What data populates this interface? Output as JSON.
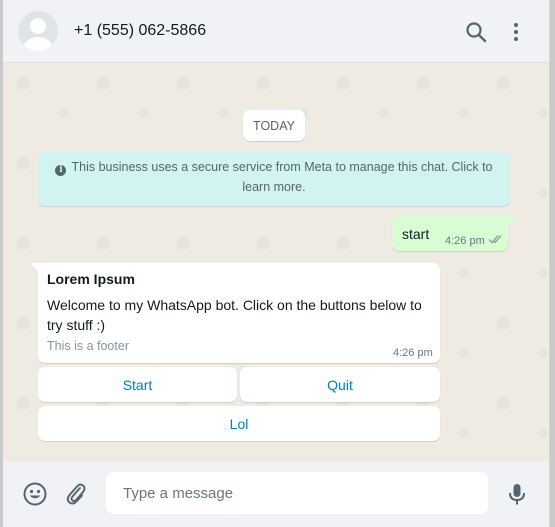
{
  "header": {
    "contact_name": "+1 (555) 062-5866",
    "icons": [
      "default-avatar-icon",
      "search-icon",
      "menu-icon"
    ]
  },
  "chat": {
    "date_chip": "TODAY",
    "system_message": "This business uses a secure service from Meta to manage this chat. Click to learn more.",
    "messages": [
      {
        "direction": "outgoing",
        "text": "start",
        "time": "4:26 pm",
        "status": "read"
      },
      {
        "direction": "incoming",
        "title": "Lorem Ipsum",
        "body": "Welcome to my WhatsApp bot. Click on the buttons below to try stuff :)",
        "footer": "This is a footer",
        "time": "4:26 pm",
        "buttons": [
          "Start",
          "Quit",
          "Lol"
        ]
      }
    ]
  },
  "composer": {
    "placeholder": "Type a message",
    "icons": [
      "emoji-icon",
      "attach-icon",
      "mic-icon"
    ]
  },
  "colors": {
    "header_bg": "#f0f2f5",
    "chat_bg": "#efeae2",
    "outgoing_bubble": "#d9fdd3",
    "system_bubble": "#d1f4f0",
    "button_text": "#027eb5",
    "read_ticks": "#53bdeb"
  }
}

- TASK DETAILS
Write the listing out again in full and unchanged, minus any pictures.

- TASK OUTPUT
What data populates this interface? Output as JSON.
{
  "header": {
    "contact_name": "+1 (555) 062-5866",
    "icons": [
      "default-avatar-icon",
      "search-icon",
      "menu-icon"
    ]
  },
  "chat": {
    "date_chip": "TODAY",
    "system_message": "This business uses a secure service from Meta to manage this chat. Click to learn more.",
    "messages": [
      {
        "direction": "outgoing",
        "text": "start",
        "time": "4:26 pm",
        "status": "read"
      },
      {
        "direction": "incoming",
        "title": "Lorem Ipsum",
        "body": "Welcome to my WhatsApp bot. Click on the buttons below to try stuff :)",
        "footer": "This is a footer",
        "time": "4:26 pm",
        "buttons": [
          "Start",
          "Quit",
          "Lol"
        ]
      }
    ]
  },
  "composer": {
    "placeholder": "Type a message",
    "icons": [
      "emoji-icon",
      "attach-icon",
      "mic-icon"
    ]
  },
  "colors": {
    "header_bg": "#f0f2f5",
    "chat_bg": "#efeae2",
    "outgoing_bubble": "#d9fdd3",
    "system_bubble": "#d1f4f0",
    "button_text": "#027eb5",
    "read_ticks": "#53bdeb"
  }
}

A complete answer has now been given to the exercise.